Published by Manesse, Bibliothek der Weltliteratur, 1972
Henry D. Thoreau’s “Walden or Life in the Woods” is actually not a novel but rather a collection of diary entries, which document Thoreau’s experiences as a dropout in the Massachusetts forest. Thoreau (1817-1862) is a well-known writer of the American Transcendentalism, a movement that loosely corresponds to the European Romanticism. In 1845 he withdrew to a log cabin on the secluded property of his friend Ralph Waldo Emerson for some two years to find himself, away from the hustle and bustle of modern society.
“Walden” documents an ascetic, frugal life, quiet and solitary. Thoreau spends his days with gardening, growing vegetables, chopping wood, or repairing leaks in his cabin. Visitors are rare, which leaves him all the more time to listen to the birds in the forest, read, or ponder on the questions of life.
And many of his insights remain highly relevant even in the 21st century. So people keep asking him how he could live like a vegetarian. He answers, quite dryly, that he might as well eat board nails and grow big and strong all the same. He finds that today’s students don’t learn anything anymore and that it is useless to study economics while living off one’s parents’ money. The young people should rather try to make a living for themselves, they’d learn more about economics than in any number of lectures. He thinks that we work too much and that it makes us unhappy (#burnout), that we consume too much unnecessary information (#information overload) and that we hoard too many material possessions (#consumer society). His answer to the problem? “Simplify, simplify!”

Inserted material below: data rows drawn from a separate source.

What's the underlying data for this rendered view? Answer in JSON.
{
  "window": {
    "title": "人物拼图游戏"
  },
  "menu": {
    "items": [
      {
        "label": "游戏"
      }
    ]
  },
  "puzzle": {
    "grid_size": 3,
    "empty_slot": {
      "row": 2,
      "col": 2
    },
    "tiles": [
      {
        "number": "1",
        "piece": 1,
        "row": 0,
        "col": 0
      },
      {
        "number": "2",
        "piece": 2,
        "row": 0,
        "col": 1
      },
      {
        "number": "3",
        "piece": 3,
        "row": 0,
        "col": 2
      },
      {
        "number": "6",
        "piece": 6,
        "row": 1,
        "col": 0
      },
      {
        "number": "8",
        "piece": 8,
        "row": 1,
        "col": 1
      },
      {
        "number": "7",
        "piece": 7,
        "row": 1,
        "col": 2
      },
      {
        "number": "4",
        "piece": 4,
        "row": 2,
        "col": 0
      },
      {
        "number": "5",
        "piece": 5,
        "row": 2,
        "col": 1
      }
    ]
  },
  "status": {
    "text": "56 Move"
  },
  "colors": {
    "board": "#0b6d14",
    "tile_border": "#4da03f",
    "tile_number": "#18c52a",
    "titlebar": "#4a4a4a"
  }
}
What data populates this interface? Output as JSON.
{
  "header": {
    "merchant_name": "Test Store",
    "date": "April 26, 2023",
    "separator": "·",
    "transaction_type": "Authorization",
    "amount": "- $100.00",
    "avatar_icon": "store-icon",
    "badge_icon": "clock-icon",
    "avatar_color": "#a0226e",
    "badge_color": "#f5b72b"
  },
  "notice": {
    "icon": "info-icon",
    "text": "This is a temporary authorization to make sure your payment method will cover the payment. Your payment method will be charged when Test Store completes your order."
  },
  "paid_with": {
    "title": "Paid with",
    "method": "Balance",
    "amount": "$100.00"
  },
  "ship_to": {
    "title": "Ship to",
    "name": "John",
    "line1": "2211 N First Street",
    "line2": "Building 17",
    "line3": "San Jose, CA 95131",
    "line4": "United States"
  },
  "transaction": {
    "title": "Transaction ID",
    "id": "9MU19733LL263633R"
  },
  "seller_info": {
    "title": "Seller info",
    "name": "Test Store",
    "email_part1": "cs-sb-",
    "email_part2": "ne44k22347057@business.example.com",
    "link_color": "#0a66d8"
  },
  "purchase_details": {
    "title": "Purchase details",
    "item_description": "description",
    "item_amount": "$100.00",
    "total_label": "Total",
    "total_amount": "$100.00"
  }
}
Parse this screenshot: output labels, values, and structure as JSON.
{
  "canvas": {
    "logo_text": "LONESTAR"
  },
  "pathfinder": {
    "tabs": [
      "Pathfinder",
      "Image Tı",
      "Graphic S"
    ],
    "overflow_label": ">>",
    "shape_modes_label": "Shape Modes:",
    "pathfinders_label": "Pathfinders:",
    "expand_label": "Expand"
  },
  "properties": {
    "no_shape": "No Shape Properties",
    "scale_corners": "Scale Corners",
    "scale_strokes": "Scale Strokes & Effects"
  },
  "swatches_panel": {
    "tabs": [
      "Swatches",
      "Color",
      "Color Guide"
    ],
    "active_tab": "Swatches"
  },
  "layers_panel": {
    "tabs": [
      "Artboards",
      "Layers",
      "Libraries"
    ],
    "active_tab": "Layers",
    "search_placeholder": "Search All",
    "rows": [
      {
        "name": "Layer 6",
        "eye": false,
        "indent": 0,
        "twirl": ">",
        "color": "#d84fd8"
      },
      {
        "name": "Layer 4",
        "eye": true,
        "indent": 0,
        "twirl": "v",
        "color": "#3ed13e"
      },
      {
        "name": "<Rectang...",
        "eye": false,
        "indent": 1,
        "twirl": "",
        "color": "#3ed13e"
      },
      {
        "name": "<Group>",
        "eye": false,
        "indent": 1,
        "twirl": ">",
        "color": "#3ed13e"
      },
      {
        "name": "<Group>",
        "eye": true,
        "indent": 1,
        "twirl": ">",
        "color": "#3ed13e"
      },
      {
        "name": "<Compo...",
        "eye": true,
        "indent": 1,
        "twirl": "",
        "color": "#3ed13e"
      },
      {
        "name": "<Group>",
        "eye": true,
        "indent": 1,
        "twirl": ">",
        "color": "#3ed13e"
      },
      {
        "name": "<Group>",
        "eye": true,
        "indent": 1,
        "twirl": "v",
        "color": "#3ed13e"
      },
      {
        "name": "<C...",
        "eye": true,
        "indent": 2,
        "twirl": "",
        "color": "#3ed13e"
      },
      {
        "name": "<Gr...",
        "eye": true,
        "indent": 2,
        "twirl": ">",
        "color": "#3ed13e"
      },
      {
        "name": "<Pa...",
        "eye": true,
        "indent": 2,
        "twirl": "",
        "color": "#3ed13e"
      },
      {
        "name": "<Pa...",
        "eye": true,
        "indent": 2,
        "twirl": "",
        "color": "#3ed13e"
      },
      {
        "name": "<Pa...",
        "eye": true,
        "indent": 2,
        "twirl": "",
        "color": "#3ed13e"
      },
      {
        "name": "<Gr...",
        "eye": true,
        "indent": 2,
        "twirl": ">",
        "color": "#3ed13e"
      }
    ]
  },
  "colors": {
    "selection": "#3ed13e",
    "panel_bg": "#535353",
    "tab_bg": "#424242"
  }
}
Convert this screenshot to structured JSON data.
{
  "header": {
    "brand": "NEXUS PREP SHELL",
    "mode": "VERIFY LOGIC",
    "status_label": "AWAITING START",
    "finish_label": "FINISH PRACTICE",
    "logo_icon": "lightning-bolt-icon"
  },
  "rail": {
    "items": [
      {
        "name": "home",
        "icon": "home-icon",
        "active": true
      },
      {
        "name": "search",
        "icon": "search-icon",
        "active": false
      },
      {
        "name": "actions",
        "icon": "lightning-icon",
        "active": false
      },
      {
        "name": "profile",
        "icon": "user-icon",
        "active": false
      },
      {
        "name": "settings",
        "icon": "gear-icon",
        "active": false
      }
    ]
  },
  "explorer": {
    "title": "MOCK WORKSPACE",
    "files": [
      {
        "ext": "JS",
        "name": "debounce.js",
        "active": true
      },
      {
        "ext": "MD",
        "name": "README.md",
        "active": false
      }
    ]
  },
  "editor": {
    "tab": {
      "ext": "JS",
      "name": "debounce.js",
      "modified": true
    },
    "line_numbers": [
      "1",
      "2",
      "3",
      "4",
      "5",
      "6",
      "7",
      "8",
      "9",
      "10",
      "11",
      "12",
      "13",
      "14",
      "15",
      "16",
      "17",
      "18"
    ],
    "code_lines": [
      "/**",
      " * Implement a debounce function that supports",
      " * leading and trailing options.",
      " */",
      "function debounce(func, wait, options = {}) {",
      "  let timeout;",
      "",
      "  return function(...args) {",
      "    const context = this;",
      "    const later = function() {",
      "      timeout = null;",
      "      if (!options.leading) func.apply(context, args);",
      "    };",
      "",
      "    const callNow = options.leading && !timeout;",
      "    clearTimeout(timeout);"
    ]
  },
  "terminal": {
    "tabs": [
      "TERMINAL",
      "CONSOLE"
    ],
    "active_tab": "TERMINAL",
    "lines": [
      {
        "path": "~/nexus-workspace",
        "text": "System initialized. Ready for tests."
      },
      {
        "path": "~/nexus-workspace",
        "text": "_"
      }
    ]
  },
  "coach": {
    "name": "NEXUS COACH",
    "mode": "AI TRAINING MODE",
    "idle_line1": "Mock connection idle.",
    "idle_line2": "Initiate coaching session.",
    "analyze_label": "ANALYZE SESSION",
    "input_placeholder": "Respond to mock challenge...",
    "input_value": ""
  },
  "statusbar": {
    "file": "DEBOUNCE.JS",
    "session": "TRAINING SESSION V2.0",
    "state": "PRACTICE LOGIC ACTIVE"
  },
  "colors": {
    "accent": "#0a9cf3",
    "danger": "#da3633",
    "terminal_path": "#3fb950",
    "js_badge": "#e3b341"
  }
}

First published in 1854, “Walden” became the bible of hippies, environmentalists, dropouts, and the movement of 1968. Until today the book is hugely popular. Just how popular proves a new German magazine, published quarterly: “Walden: The outdoor magazine for men” explains to its readers how to chop wood, make fire, or build a canoe.